The idea with building from the back is to progress the ball forward. This means the defence sits too deep in possession because they are instructed to take the ball from the goalkeeper. So, with the defence sat deeper, you either have to position the pivot in midfield (which, remember, is GRANIT XHAKA) deeper – disconnecting him from his midfield companions – or leave the midfield as is, which gives the defence no passing option. This leaves aside the fact that, regardless of which mouse trap you choose to place your finger in, the attackers get cheesed off because they are left isolated. What you are left with is a gap bigger than that between Suarez’ teeth in the hub of your side, with Xhaka responsible for trying to cover it (trying was typed with the heaviest of air quotes). Compound this with players who repeatedly demonstrate an ability to just not do moronic things, and you have a formation with more holes than a slice of Leerdammer filled with ill-suited and ill-equipped players desperately trying to solve problems created by the system. The individual mistakes don’t create the issues. The set-up does. The mistakes are just disgusting icing to top the bizarre cake Emery is baking. It feels like he is following a recipe for a dish he doesn’t like, in a language he doesn’t understand, and trying to add his own spin to it. For the famed ‘arch pragmatist’ (words I’ve used to describe him), it is extremely concerning that these issues continue to recur. Obviously he can’t legislate for terrible individual errors, and I’m not blaming him for them. However, I do think he is culpable for putting these players in those positions.

Emery is described as the chameleonic antidote to a dogmatic manager. But the problem is, nobody buys chameleons as pets. They buy dogs. Sure, if you have a chameleon you won’t wake up with a turd on your carpet, and you won’t have to pay exorbitant vet bills when it gets ‘the runs’ after eating a kebab off the street, but they don’t really do anything (other than change colour). Don’t get me wrong, changing colour is exciting occasionally, but it is also unpredictable and hard to identify with. I suppose what I am trying, in an extremely roundabout way, to say is that this chameleon (Emery, I hope you kept up with me on this metaphor) might not be changing colour fast enough for some.
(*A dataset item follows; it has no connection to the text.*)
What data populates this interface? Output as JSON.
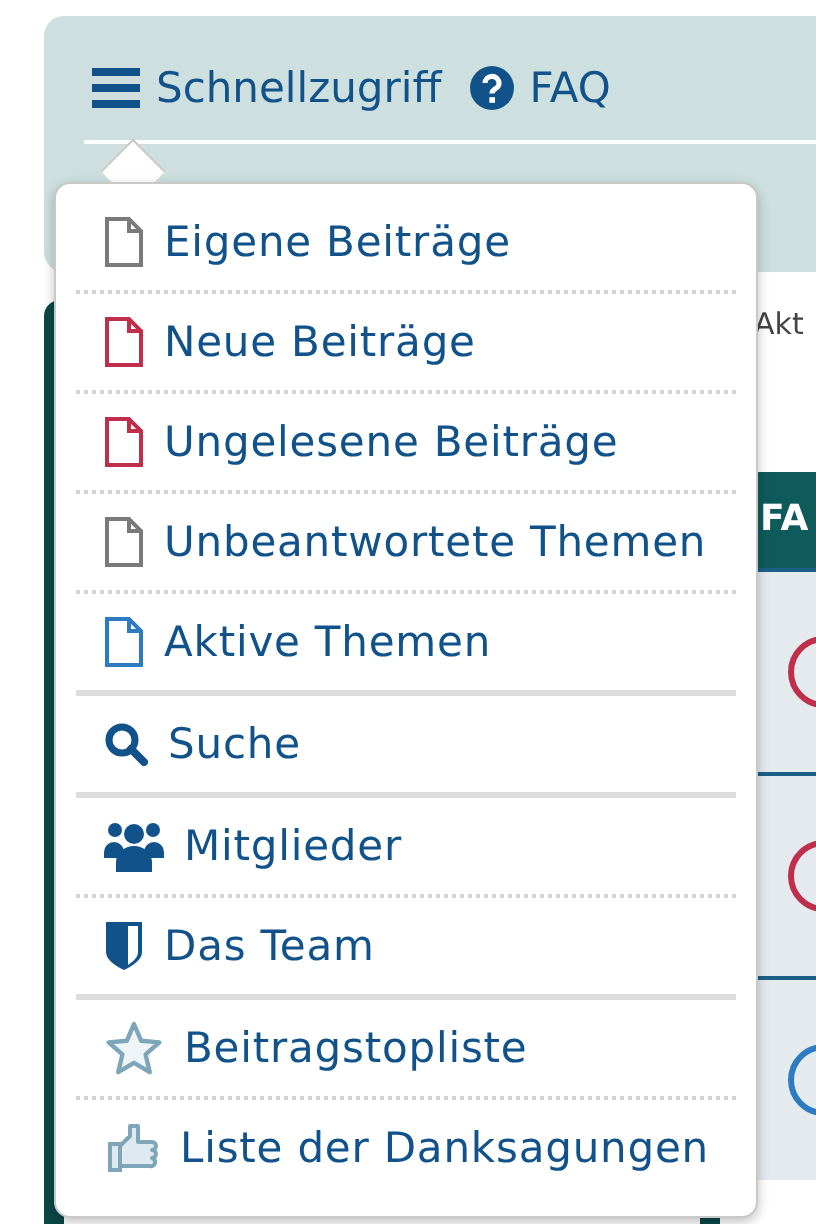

In Summary, I could have saved 10 minutes of your time, fewer glimpses into my fragile sanity, and about 3 cups of my Yorkshire Gold by simply condensing this article into the hashtag of the match it summarises – #WATARS